Data about app and page elements:
__________________________________________________
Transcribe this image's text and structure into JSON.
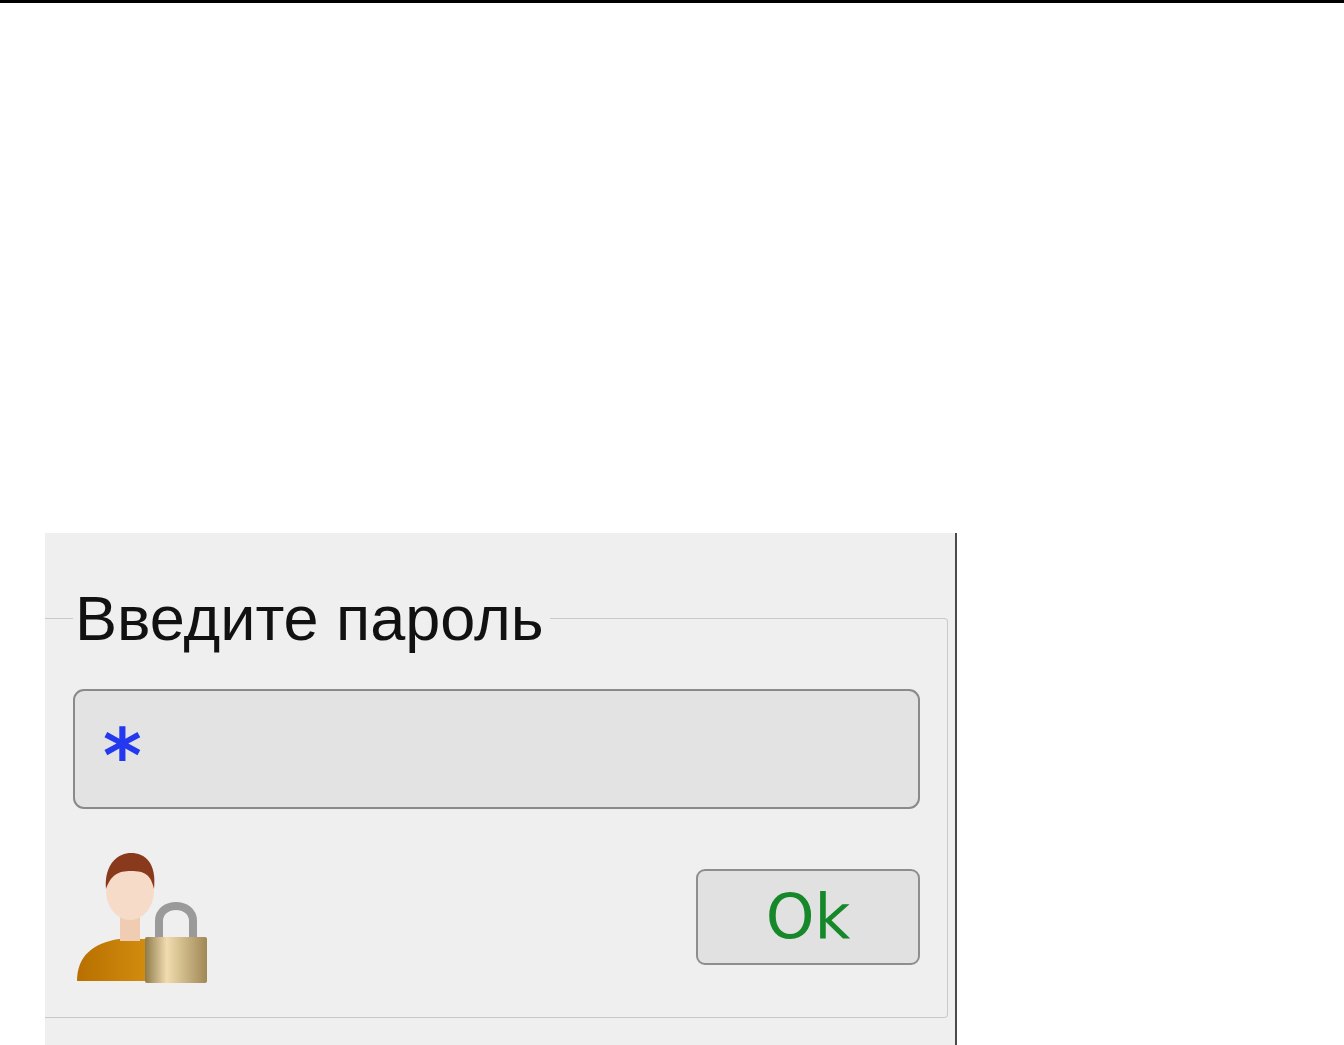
{
  "group": {
    "title": "Введите пароль"
  },
  "password_field": {
    "value": "*"
  },
  "buttons": [
    {
      "label": "Ok"
    }
  ]
}
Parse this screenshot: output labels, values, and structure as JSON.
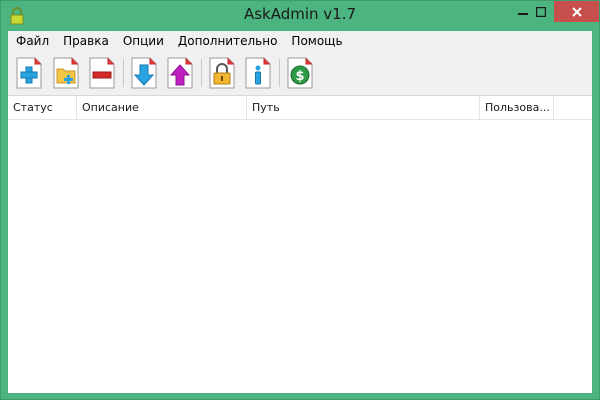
{
  "window": {
    "title": "AskAdmin v1.7"
  },
  "menu": [
    {
      "label": "Файл"
    },
    {
      "label": "Правка"
    },
    {
      "label": "Опции"
    },
    {
      "label": "Дополнительно"
    },
    {
      "label": "Помощь"
    }
  ],
  "toolbar": {
    "buttons": [
      {
        "icon": "add-file-icon"
      },
      {
        "icon": "add-folder-icon"
      },
      {
        "icon": "remove-icon"
      },
      {
        "icon": "import-down-icon"
      },
      {
        "icon": "export-up-icon"
      },
      {
        "icon": "lock-icon"
      },
      {
        "icon": "info-icon"
      },
      {
        "icon": "dollar-icon"
      }
    ]
  },
  "table": {
    "columns": [
      "Статус",
      "Описание",
      "Путь",
      "Пользова..."
    ],
    "rows": []
  },
  "colors": {
    "frame": "#4cb47e",
    "close_button": "#c74f4d",
    "toolbar_bg": "#f0f0f0"
  }
}
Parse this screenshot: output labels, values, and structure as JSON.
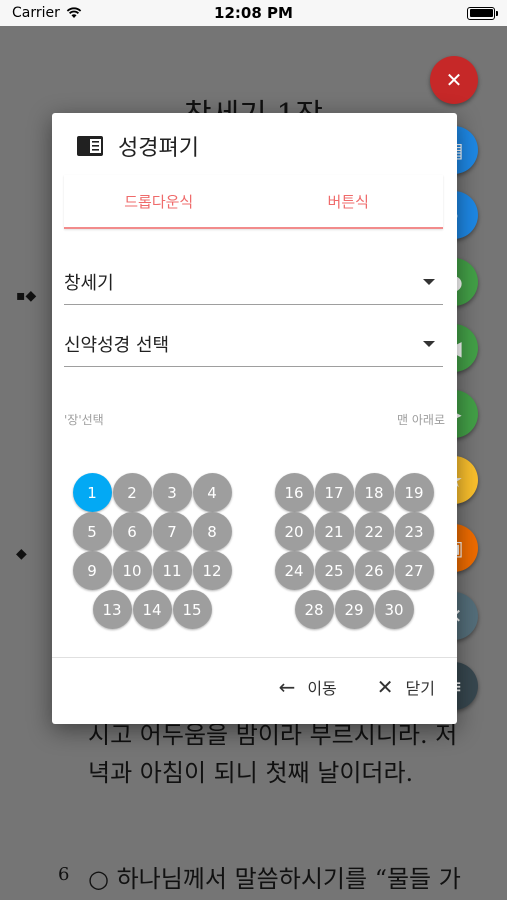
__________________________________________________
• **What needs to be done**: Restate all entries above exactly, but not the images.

• **Finished exercise**:
Transcribe this image's text and structure into JSON.
{
  "group": {
    "title": "Введите пароль"
  },
  "password_field": {
    "value": "*"
  },
  "buttons": [
    {
      "label": "Ok"
    }
  ]
}
Parse this screenshot: output labels, values, and structure as JSON.
{
  "window": {
    "title": "AskAdmin v1.7"
  },
  "menu": [
    {
      "label": "Файл"
    },
    {
      "label": "Правка"
    },
    {
      "label": "Опции"
    },
    {
      "label": "Дополнительно"
    },
    {
      "label": "Помощь"
    }
  ],
  "toolbar": {
    "buttons": [
      {
        "icon": "add-file-icon"
      },
      {
        "icon": "add-folder-icon"
      },
      {
        "icon": "remove-icon"
      },
      {
        "icon": "import-down-icon"
      },
      {
        "icon": "export-up-icon"
      },
      {
        "icon": "lock-icon"
      },
      {
        "icon": "info-icon"
      },
      {
        "icon": "dollar-icon"
      }
    ]
  },
  "table": {
    "columns": [
      "Статус",
      "Описание",
      "Путь",
      "Пользова..."
    ],
    "rows": []
  },
  "colors": {
    "frame": "#4cb47e",
    "close_button": "#c74f4d",
    "toolbar_bg": "#f0f0f0"
  }
}
Parse this screenshot: output labels, values, and structure as JSON.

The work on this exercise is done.